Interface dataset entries
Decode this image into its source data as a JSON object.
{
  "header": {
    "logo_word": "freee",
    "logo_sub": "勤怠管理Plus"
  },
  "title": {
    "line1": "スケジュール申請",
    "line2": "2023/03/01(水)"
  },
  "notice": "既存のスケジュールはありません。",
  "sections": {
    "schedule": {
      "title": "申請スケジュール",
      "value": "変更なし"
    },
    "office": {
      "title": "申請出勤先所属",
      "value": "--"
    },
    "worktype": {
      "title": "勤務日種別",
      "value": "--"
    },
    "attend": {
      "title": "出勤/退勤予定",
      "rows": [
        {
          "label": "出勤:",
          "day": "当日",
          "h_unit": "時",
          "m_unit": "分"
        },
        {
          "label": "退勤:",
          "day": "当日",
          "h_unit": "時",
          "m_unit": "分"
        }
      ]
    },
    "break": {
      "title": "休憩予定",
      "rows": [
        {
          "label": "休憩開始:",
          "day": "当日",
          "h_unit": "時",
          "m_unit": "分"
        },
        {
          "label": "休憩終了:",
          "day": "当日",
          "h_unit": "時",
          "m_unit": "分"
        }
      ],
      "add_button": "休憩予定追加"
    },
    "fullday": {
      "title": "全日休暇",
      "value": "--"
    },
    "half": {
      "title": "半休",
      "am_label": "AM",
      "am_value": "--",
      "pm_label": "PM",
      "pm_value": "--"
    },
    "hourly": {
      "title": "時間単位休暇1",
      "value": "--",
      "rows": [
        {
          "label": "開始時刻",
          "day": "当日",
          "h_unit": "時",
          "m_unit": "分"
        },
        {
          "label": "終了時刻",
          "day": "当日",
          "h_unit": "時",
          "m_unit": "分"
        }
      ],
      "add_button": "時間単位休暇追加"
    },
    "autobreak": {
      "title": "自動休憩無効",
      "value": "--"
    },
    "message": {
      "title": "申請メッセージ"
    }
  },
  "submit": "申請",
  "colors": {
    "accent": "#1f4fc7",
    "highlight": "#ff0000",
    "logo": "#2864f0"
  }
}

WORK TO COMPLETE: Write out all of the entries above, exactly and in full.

SOLUTION TO THIS PROBLEM:
Decode this image into its source data as a JSON object.
{
  "header": {
    "logo_word": "freee",
    "logo_sub": "勤怠管理Plus"
  },
  "title": {
    "line1": "スケジュール申請",
    "line2": "2023/03/01(水)"
  },
  "notice": "既存のスケジュールはありません。",
  "sections": {
    "schedule": {
      "title": "申請スケジュール",
      "value": "変更なし"
    },
    "office": {
      "title": "申請出勤先所属",
      "value": "--"
    },
    "worktype": {
      "title": "勤務日種別",
      "value": "--"
    },
    "attend": {
      "title": "出勤/退勤予定",
      "rows": [
        {
          "label": "出勤:",
          "day": "当日",
          "h_unit": "時",
          "m_unit": "分"
        },
        {
          "label": "退勤:",
          "day": "当日",
          "h_unit": "時",
          "m_unit": "分"
        }
      ]
    },
    "break": {
      "title": "休憩予定",
      "rows": [
        {
          "label": "休憩開始:",
          "day": "当日",
          "h_unit": "時",
          "m_unit": "分"
        },
        {
          "label": "休憩終了:",
          "day": "当日",
          "h_unit": "時",
          "m_unit": "分"
        }
      ],
      "add_button": "休憩予定追加"
    },
    "fullday": {
      "title": "全日休暇",
      "value": "--"
    },
    "half": {
      "title": "半休",
      "am_label": "AM",
      "am_value": "--",
      "pm_label": "PM",
      "pm_value": "--"
    },
    "hourly": {
      "title": "時間単位休暇1",
      "value": "--",
      "rows": [
        {
          "label": "開始時刻",
          "day": "当日",
          "h_unit": "時",
          "m_unit": "分"
        },
        {
          "label": "終了時刻",
          "day": "当日",
          "h_unit": "時",
          "m_unit": "分"
        }
      ],
      "add_button": "時間単位休暇追加"
    },
    "autobreak": {
      "title": "自動休憩無効",
      "value": "--"
    },
    "message": {
      "title": "申請メッセージ"
    }
  },
  "submit": "申請",
  "colors": {
    "accent": "#1f4fc7",
    "highlight": "#ff0000",
    "logo": "#2864f0"
  }
}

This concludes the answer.